LIU: Core rules change based more on genre. Genres are a way to group gameplay – we have puzzle games, simulation games, action RPG games, RPG games, runner games, etc… And there are certain genres of games that do better in some age groups, gender and culture. For example puzzle games such as Candy Crush enjoy an audience that is more evenly split between men and women and among an older crowd. Whereas strategy games such as Clash of Clans tend to be heavier male. Empire-building games and Action RPG games are incredibly popular in China but not as popular in the US.
So, to some degree the core rules do change based on age, gender and culture – but that is because they change more based on game genre.
HUMAGNA: An understanding of psychology would seem useful, no? Is engagement itself a science?
LIU: More importantly than an understanding of psychology is the ability to apply it. It is one thing to analyze a great story, but it is another talent to be a great story-teller. If given a choice, we would prefer the latter.
However, it is incredibly important – as a masterful entertainer does, to take in feedback from the audience and adjust accordingly. In today’s game-technology, game-makers can measure almost every action a player takes – that’s a lot of data! I always say, data can turn the lights on in a room but it cannot tell you how to move the furniture.

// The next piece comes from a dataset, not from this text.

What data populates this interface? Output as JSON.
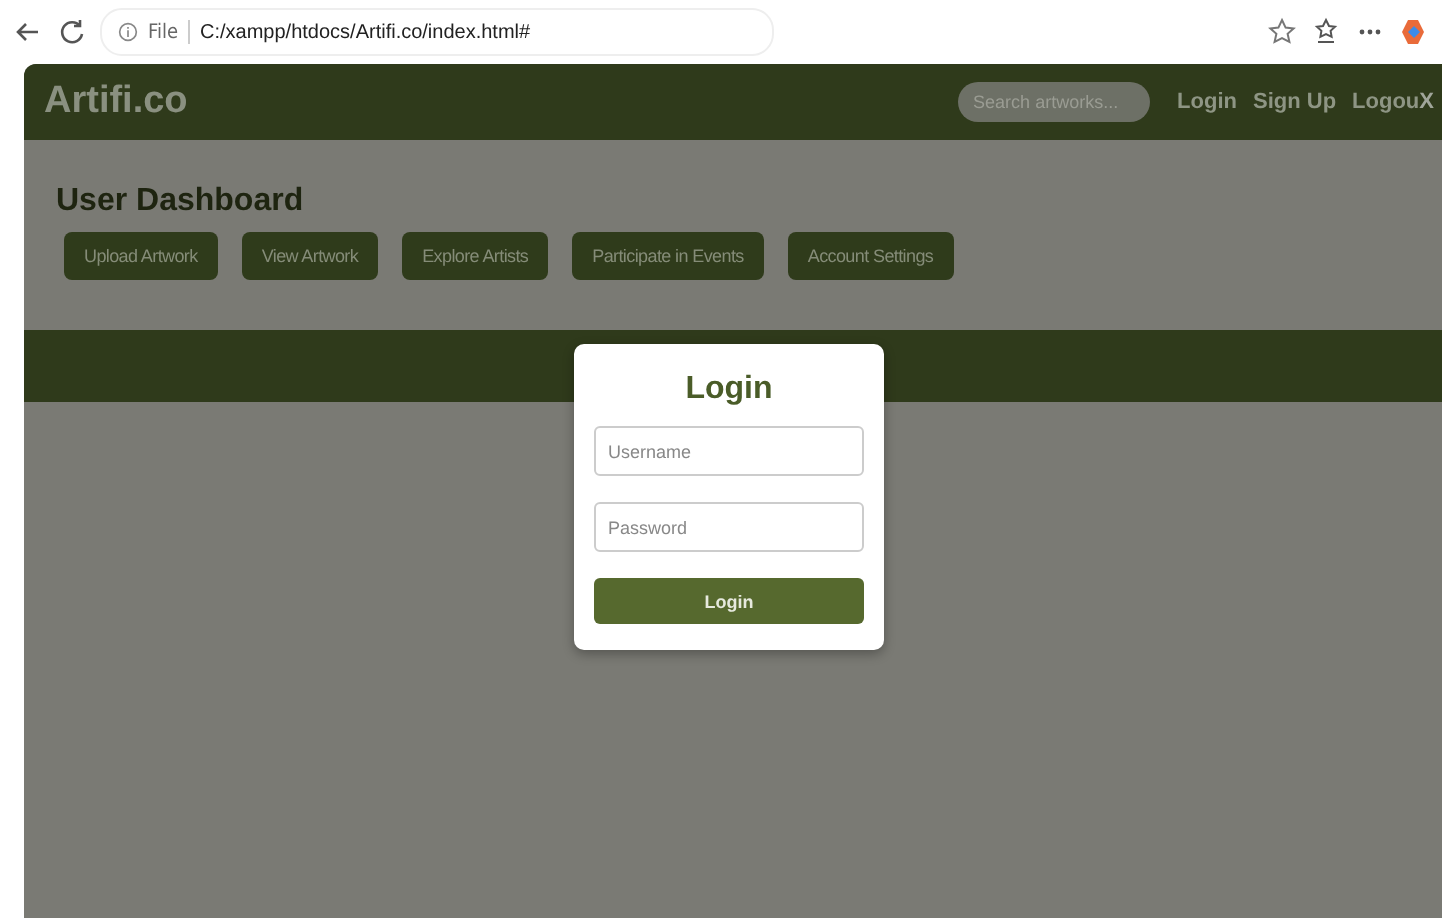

Data informs your decisions and it’s very important to know as a guide but not driven by data. Data-led rather than data-driven.
So, a solid understanding of the science, the data and metrics of engagement is incredibly important since today’s technology can measure almost every action a player takes, and that’s a lot of data! At Kabam, we blend the art and science of games. I believe that ninety-percent science will get you there, but it is the last 10% that is the magic and the core of what breathes life into game – the art.
HUMAGNA: Do you set out quantifiable goals with respect to engagement?
LIU: We tend to set more quantifiable goals around retention - how often do people come back - more than engagement - how long people stay in our game. While a longer session time is good, too long of a session time may risk people from returning later. We prioritize retention over engagement because it is more important for us to make a player for life than to make a player for 24 hours. We don’t want players to be addicted and enjoy everything in just one sitting as we are focused on the long-term. This is the reason many games have cool "down-timers" or they simply block you from progressing all at once in the game.
HUMAGNA: Have you, yourself ever had what you would consider an unhealthy engagement with a game? If so, which one and why?
LIU: From a player’s point of view – what is considered “an unhealthy engagement” is not the same as from the game maker’s point of view. What is considered “unhealthy engagement” varies from person to person and is up to the person know their limits as well as how they prioritize what is important to them.
More than any game, I have unhealthy engagements to television and movies as well as some online social media sites that win my time more than they should. There have been times where I have dedicated most of my waking hours to a game, but the reality is it has never been sustainably as unhealthy as my other vices.